To a generation of young fans, Stevie Ray Vaughan is the face and voice of the blues. His swagger, his style, his energy, his sizzling Texas twang . . . Vaughan was an original who built on a brilliant foundation of Texas blues to leave a mark on the music world that has thrived well past the end of his tragically short life. All one needs to do to see the size of his impact on modern blues players is go to any blues guitar competition. Do that, and you'll see at least a dozen guys wearing black, broad-brimmed hats and playing battered sunburst Stratocasters.
Stevie Ray Vaughan was my personal guitar hero when I was younger. The first album I ever bought myself was a cassette of his debut Texas Flood. His exciting, energetic, southwest-flavored take on classic blues sparked my own interest in learning the instrument. Knowing that he had spent 10 hours a day practicing as a teenager inspired legions of other people to pursue music with that same kind of fervent intensity. Stories pervade of him playing until the callouses tore off his fingertips only to have him super-glue them back on and keep playing. His zeal was such that nobody even seems to question the accuracy of those tales. Most members of the current generation of blues musicians like Kenny Wayne Shepherd and Johnny Lang idolized him because of that passion.

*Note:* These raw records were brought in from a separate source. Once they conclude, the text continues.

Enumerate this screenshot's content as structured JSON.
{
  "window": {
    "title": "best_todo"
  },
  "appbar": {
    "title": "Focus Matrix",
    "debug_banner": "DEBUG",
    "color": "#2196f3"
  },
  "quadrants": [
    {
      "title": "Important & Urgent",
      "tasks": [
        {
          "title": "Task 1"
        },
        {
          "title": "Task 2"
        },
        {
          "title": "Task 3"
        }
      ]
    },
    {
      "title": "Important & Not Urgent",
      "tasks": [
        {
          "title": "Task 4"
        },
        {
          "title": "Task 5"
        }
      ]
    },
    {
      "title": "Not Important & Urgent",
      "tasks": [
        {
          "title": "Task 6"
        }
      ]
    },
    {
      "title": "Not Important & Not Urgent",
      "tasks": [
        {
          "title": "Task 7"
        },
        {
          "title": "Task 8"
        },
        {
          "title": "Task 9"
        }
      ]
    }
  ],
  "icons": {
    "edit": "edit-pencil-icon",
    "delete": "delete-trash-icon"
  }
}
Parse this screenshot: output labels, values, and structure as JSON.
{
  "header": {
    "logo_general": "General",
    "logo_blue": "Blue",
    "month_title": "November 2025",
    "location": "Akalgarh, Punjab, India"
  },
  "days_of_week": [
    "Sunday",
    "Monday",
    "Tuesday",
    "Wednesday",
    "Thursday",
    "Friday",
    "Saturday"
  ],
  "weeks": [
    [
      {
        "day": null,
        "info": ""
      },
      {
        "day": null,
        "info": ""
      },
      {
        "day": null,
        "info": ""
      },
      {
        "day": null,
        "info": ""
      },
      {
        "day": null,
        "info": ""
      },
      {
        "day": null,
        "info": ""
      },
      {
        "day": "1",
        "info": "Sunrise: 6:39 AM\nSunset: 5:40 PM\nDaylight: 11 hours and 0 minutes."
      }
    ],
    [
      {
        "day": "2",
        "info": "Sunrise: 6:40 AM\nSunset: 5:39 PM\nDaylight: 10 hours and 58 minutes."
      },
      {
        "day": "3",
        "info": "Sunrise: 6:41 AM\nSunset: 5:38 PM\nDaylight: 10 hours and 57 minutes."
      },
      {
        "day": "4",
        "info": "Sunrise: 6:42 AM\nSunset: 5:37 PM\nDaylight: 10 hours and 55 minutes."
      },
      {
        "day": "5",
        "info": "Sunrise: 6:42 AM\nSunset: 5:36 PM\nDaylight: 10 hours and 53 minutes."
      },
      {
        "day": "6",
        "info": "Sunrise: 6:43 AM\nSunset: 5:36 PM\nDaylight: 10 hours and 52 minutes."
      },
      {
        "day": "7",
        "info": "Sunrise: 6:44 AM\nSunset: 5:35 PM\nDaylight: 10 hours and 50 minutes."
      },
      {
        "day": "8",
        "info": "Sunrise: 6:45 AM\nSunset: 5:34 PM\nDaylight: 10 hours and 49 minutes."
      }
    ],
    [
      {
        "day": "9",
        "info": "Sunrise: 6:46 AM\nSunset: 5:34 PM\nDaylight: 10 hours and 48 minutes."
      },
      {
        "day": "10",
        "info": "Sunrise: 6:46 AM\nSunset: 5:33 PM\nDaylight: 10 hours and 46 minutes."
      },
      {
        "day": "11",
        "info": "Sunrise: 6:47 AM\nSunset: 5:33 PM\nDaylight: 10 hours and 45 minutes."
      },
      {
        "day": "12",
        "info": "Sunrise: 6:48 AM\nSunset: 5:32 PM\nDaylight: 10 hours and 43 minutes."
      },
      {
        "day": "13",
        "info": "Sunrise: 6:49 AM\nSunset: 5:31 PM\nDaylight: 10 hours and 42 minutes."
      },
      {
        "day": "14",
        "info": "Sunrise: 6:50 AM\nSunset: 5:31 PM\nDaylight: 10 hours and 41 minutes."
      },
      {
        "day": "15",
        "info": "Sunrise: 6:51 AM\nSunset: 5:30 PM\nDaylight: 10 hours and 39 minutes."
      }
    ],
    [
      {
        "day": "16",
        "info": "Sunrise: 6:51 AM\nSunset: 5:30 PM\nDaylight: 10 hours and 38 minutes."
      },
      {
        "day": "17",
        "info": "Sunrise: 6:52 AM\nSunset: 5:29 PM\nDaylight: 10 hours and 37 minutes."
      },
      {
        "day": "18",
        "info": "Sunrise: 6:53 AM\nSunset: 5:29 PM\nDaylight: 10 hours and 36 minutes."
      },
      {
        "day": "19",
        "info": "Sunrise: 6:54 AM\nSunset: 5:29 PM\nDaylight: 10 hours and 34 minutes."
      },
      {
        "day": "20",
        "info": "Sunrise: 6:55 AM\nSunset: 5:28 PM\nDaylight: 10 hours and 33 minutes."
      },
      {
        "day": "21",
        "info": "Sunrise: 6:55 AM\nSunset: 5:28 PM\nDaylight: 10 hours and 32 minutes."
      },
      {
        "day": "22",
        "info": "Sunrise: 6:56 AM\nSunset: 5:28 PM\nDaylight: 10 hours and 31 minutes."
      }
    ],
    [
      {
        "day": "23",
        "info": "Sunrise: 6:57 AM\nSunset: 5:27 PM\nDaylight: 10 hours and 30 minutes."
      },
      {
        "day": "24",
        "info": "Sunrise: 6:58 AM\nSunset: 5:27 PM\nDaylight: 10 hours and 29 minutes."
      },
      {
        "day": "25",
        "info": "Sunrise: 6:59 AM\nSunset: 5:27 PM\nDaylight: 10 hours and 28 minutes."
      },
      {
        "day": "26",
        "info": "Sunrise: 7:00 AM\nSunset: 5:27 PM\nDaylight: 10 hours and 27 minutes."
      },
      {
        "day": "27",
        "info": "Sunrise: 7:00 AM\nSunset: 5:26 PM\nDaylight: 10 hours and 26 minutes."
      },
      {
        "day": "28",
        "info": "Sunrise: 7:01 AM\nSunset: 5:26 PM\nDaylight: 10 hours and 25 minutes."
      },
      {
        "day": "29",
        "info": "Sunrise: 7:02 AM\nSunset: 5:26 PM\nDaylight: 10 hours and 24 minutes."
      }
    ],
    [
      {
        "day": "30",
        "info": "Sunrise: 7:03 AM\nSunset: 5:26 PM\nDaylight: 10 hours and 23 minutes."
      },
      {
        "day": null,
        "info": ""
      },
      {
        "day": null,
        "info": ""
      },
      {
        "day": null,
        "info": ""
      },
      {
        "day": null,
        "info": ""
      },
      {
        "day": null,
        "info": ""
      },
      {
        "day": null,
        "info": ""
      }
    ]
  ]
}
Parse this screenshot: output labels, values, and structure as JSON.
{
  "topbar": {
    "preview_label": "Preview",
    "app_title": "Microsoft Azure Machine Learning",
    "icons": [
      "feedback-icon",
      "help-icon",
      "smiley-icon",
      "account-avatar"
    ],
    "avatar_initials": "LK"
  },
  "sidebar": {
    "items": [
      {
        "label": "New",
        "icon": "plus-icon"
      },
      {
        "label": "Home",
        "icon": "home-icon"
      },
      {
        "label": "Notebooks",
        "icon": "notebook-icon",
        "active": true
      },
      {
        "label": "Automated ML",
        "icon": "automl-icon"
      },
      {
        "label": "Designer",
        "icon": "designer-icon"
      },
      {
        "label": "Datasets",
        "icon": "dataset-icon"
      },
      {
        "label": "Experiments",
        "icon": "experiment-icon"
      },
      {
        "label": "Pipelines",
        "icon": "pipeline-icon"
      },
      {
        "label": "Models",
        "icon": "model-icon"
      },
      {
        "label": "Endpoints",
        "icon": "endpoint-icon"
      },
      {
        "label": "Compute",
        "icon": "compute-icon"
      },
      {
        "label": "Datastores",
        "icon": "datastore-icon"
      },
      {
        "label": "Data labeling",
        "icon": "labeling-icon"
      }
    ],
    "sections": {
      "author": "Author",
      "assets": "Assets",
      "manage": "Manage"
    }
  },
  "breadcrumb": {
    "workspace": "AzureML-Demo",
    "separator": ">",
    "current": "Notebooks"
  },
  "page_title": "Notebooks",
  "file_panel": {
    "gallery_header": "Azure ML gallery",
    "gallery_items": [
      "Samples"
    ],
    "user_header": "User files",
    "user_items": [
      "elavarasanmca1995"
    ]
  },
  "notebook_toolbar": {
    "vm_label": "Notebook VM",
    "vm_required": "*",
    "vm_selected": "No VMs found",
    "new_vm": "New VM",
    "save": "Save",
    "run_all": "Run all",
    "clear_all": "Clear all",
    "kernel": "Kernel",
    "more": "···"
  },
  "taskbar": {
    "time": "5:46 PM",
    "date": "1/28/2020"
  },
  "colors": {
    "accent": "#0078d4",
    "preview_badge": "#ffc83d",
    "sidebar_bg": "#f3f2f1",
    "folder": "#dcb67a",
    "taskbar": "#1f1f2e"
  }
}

His music speaks for itself, though, so I'm going to let it do that now.